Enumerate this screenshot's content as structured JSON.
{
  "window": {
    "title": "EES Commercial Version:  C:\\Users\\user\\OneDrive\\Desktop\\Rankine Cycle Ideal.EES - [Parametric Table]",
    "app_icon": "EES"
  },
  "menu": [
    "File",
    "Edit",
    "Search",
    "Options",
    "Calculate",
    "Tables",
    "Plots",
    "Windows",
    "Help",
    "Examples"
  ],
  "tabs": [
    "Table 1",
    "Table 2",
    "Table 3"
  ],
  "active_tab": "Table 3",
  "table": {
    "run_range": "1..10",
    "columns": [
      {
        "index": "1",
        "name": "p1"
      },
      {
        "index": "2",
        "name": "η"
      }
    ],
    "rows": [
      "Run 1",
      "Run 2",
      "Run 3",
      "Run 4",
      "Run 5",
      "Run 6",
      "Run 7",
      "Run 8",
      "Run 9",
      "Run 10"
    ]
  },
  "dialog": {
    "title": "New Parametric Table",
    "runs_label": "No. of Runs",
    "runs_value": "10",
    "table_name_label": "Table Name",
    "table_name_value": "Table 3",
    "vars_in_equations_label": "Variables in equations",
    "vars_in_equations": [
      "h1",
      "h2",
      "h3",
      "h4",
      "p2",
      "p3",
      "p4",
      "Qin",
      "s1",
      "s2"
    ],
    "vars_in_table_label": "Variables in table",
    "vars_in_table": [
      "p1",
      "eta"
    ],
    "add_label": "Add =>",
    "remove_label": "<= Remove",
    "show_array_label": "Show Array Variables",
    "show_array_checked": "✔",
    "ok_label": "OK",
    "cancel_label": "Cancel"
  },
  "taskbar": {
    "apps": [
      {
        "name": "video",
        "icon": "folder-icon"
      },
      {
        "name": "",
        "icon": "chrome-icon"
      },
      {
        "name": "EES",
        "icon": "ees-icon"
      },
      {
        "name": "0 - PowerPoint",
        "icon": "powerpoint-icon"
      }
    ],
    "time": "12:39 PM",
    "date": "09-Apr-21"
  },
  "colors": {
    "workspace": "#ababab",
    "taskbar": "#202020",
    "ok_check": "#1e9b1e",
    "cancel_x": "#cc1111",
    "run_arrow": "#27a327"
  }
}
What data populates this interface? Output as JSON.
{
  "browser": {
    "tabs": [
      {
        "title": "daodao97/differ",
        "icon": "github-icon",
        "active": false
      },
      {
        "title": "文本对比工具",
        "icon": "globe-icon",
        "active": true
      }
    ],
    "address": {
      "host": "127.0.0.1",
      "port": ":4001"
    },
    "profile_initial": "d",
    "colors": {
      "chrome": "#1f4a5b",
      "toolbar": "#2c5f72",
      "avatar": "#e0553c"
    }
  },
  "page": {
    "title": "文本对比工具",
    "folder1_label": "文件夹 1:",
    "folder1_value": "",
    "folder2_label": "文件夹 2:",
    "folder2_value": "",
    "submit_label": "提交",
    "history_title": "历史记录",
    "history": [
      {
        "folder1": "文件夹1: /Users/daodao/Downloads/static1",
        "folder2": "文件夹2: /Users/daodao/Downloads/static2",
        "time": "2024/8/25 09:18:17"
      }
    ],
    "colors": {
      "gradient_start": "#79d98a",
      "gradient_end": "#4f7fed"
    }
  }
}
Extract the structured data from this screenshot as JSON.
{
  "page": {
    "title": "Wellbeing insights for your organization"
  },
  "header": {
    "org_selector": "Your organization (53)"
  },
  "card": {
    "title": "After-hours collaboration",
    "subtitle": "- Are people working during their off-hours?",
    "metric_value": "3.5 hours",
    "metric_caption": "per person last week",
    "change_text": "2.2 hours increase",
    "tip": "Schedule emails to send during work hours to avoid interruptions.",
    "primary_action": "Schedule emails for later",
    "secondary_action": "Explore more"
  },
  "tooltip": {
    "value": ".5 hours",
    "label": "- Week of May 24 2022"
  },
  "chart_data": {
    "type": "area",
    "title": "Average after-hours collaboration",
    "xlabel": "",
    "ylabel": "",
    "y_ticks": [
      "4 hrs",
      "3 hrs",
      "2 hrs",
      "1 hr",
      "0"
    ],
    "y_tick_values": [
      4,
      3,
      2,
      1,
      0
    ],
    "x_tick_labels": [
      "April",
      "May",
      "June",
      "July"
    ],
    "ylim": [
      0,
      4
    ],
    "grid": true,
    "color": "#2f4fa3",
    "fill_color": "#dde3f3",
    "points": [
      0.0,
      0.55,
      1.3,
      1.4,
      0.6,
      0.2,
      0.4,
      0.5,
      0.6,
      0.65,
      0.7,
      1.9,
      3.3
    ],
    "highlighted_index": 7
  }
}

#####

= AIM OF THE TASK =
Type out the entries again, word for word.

= EXPECTED OUTPUT =
Enumerate this screenshot's content as structured JSON.
{
  "window": {
    "title": "EES Commercial Version:  C:\\Users\\user\\OneDrive\\Desktop\\Rankine Cycle Ideal.EES - [Parametric Table]",
    "app_icon": "EES"
  },
  "menu": [
    "File",
    "Edit",
    "Search",
    "Options",
    "Calculate",
    "Tables",
    "Plots",
    "Windows",
    "Help",
    "Examples"
  ],
  "tabs": [
    "Table 1",
    "Table 2",
    "Table 3"
  ],
  "active_tab": "Table 3",
  "table": {
    "run_range": "1..10",
    "columns": [
      {
        "index": "1",
        "name": "p1"
      },
      {
        "index": "2",
        "name": "η"
      }
    ],
    "rows": [
      "Run 1",
      "Run 2",
      "Run 3",
      "Run 4",
      "Run 5",
      "Run 6",
      "Run 7",
      "Run 8",
      "Run 9",
      "Run 10"
    ]
  },
  "dialog": {
    "title": "New Parametric Table",
    "runs_label": "No. of Runs",
    "runs_value": "10",
    "table_name_label": "Table Name",
    "table_name_value": "Table 3",
    "vars_in_equations_label": "Variables in equations",
    "vars_in_equations": [
      "h1",
      "h2",
      "h3",
      "h4",
      "p2",
      "p3",
      "p4",
      "Qin",
      "s1",
      "s2"
    ],
    "vars_in_table_label": "Variables in table",
    "vars_in_table": [
      "p1",
      "eta"
    ],
    "add_label": "Add =>",
    "remove_label": "<= Remove",
    "show_array_label": "Show Array Variables",
    "show_array_checked": "✔",
    "ok_label": "OK",
    "cancel_label": "Cancel"
  },
  "taskbar": {
    "apps": [
      {
        "name": "video",
        "icon": "folder-icon"
      },
      {
        "name": "",
        "icon": "chrome-icon"
      },
      {
        "name": "EES",
        "icon": "ees-icon"
      },
      {
        "name": "0 - PowerPoint",
        "icon": "powerpoint-icon"
      }
    ],
    "time": "12:39 PM",
    "date": "09-Apr-21"
  },
  "colors": {
    "workspace": "#ababab",
    "taskbar": "#202020",
    "ok_check": "#1e9b1e",
    "cancel_x": "#cc1111",
    "run_arrow": "#27a327"
  }
}
What data populates this interface? Output as JSON.
{
  "browser": {
    "tabs": [
      {
        "title": "daodao97/differ",
        "icon": "github-icon",
        "active": false
      },
      {
        "title": "文本对比工具",
        "icon": "globe-icon",
        "active": true
      }
    ],
    "address": {
      "host": "127.0.0.1",
      "port": ":4001"
    },
    "profile_initial": "d",
    "colors": {
      "chrome": "#1f4a5b",
      "toolbar": "#2c5f72",
      "avatar": "#e0553c"
    }
  },
  "page": {
    "title": "文本对比工具",
    "folder1_label": "文件夹 1:",
    "folder1_value": "",
    "folder2_label": "文件夹 2:",
    "folder2_value": "",
    "submit_label": "提交",
    "history_title": "历史记录",
    "history": [
      {
        "folder1": "文件夹1: /Users/daodao/Downloads/static1",
        "folder2": "文件夹2: /Users/daodao/Downloads/static2",
        "time": "2024/8/25 09:18:17"
      }
    ],
    "colors": {
      "gradient_start": "#79d98a",
      "gradient_end": "#4f7fed"
    }
  }
}
Extract the structured data from this screenshot as JSON.
{
  "page": {
    "title": "Wellbeing insights for your organization"
  },
  "header": {
    "org_selector": "Your organization (53)"
  },
  "card": {
    "title": "After-hours collaboration",
    "subtitle": "- Are people working during their off-hours?",
    "metric_value": "3.5 hours",
    "metric_caption": "per person last week",
    "change_text": "2.2 hours increase",
    "tip": "Schedule emails to send during work hours to avoid interruptions.",
    "primary_action": "Schedule emails for later",
    "secondary_action": "Explore more"
  },
  "tooltip": {
    "value": ".5 hours",
    "label": "- Week of May 24 2022"
  },
  "chart_data": {
    "type": "area",
    "title": "Average after-hours collaboration",
    "xlabel": "",
    "ylabel": "",
    "y_ticks": [
      "4 hrs",
      "3 hrs",
      "2 hrs",
      "1 hr",
      "0"
    ],
    "y_tick_values": [
      4,
      3,
      2,
      1,
      0
    ],
    "x_tick_labels": [
      "April",
      "May",
      "June",
      "July"
    ],
    "ylim": [
      0,
      4
    ],
    "grid": true,
    "color": "#2f4fa3",
    "fill_color": "#dde3f3",
    "points": [
      0.0,
      0.55,
      1.3,
      1.4,
      0.6,
      0.2,
      0.4,
      0.5,
      0.6,
      0.65,
      0.7,
      1.9,
      3.3
    ],
    "highlighted_index": 7
  }
}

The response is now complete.